What they don’t tell you about Romney
Romney’s silent acts of service are a recurring theme in the 2012 book “The Real Romney” by Michael Kranish and Scott Helman, investigative reporters for The Boston Globe. Readers get a sense of Romney as a person of accomplishment, and also as a person in service to others.
One instance that highlights Romney’s style of silent charity is Joey’s Park, a playground named in memory of Joey O’Donnell, who died of cystic fibrosis and was the son of a Romney neighbor. Romney led the effort to build the park as well as its upkeep. “There he was with a hammer, a Mitt nobody sees,” Joseph O’Donnell, the father of the late boy, told the authors of “The Real Romney.” After the construction, Romney returned with a local Boy Scout troop to ensure that the memorial was maintained. “He did it for like the next five years, without ever calling to say, ‘We did this,’ without a reporter in tow, not looking for any credit.”
Romney the firefighter
As the president of his local Mormon stake, Romney had a reputation for helping fellow neighbors in their time of need. On Super Bowl Sunday 1989 the house of Douglas Anderson, a member of the same church as Romney, caught fire. While Anderson and his family made it out safely, all their possessions were left to the fate of the flames inside. A short time after the blaze began, Romney, who lived nearby, showed up and directed a salvage effort with several fellow church members. “They saved some important things and Mitt was the general in charge of it,” Anderson said. Romney and his crew ran in and out of the involved structure until the firemen arrived and stopped them. “Literally, they were finally kicked out when the firemen were bringing in their hoses,” Anderson explained.
Even before Romney had taken on a formal role in the church, he and Ann helped other members. Mark and Sheryl Nixon had six sons. Sons Reed and Rob suffered severe injuries in a 1995 car accident, which left Reed a quadriplegic and Rob a paraplegic. The Nixon’s world was turned upside down, and their sons’ treatment cost hundreds of thousands of dollars. Christmas that year was going to be tough. Romney and his family had a plan to help their fellow parishioner. Before the holiday season, Romney called Mark to ask if he and his family could come over for Christmas Eve. When the holiday arrived, Romney, his wife Ann, and their children brought gifts for the family. The Romneys would go on to pay for their college education, run a 5k fundraiser on their behalf, and make contributions to charity golf tournaments for the Nixons.
The search for Melissa
Perhaps one of the more well known among Romney’s charitable acts was the effort to find the daughter of a Bain Capital partner. In July 1996, Bob Gay told Romney that his 14-year-old daughter Melissa was missing. Romney’s response was swift and decisive. “I don’t care how long it takes,” he told his partner. “We’re going to find her.”
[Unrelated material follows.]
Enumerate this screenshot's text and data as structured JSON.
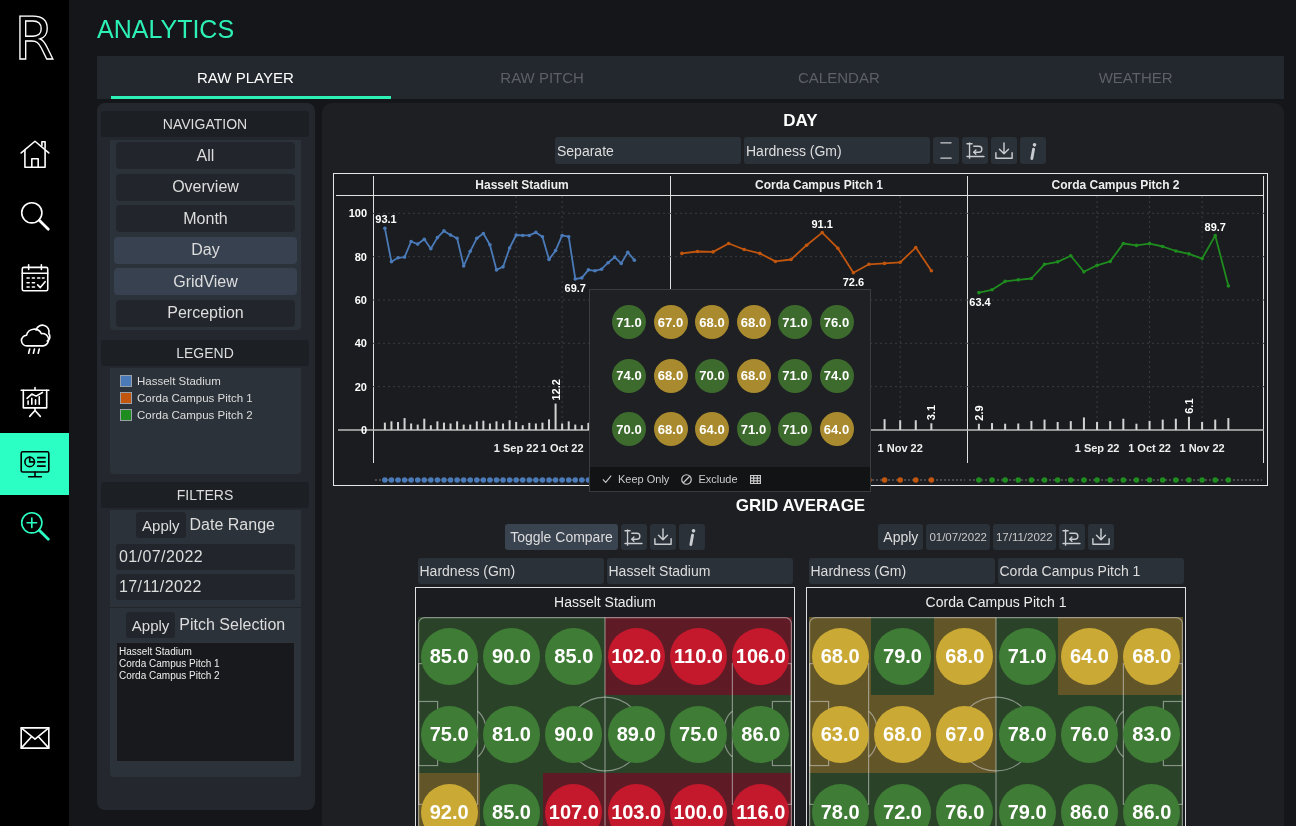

Romney immediately closed the Boston office and sent 56 employees to New York City to help in search efforts, while 250 Wall Street employees from various firms were also enlisted to assist. They set up a tip line and handed out 200,000 brochures. Melissa was found in Connecticut, where she had traveled without her father’s knowledge. The search efforts were reported by the press, with the Boston Globe writing that Romney and his partners “decided that finding a missing daughter was more important than operating a $1 billion investment firm.” Romney would later comment that finding Gay’s daughter was “more valuable than some financial home runs that made the front page of (the) Wall Street Journal. I mean, money is just money.”
Tragedy strikes the missionary group
As a young missionary in France in the late 1960s, Romney had served in various assignments for two years when he became personal aide to Duane Anderson, mission president.
Romney was driving to Paris from Pau with Anderson, his wife Leola, David L. Wood and a Mormon couple from Bordeaux. They were passing through the small town of Beaulac when a speeding car missed a curve and hit them head-on. Anderson’s wife died from her injuries, Anderson himself was severely injured and Romney was in a coma for a number of days.
Anderson had to relinquish his mission duties to tend to his family’s affairs and to recuperate. The person who stepped in for Anderson, J. Fielding Nelson, would later remember that when he arrived “he found no disarray. The two young leaders, Romney and Joel McKinnon, still nursing their injuries, had stepped into the vacuum to manage the enterprise. That meant giving missionaries assignments, overseeing the financial operations and other administrative aspects of the mission and helping people in the field deal with whatever problems arose.”
Romney was busy making sure the community was intact and continued with their mission as a tribute to the sacrifices the Andersons had made for their church. A fellow missionary, Dane McBride, told authors Kranish and Helman: “You had this shock experience that affected us all emotionally, but the work had to go on. You saw this exceptional leadership in Mitt to inspire, uplift bring people to focus, remember what they’re about.”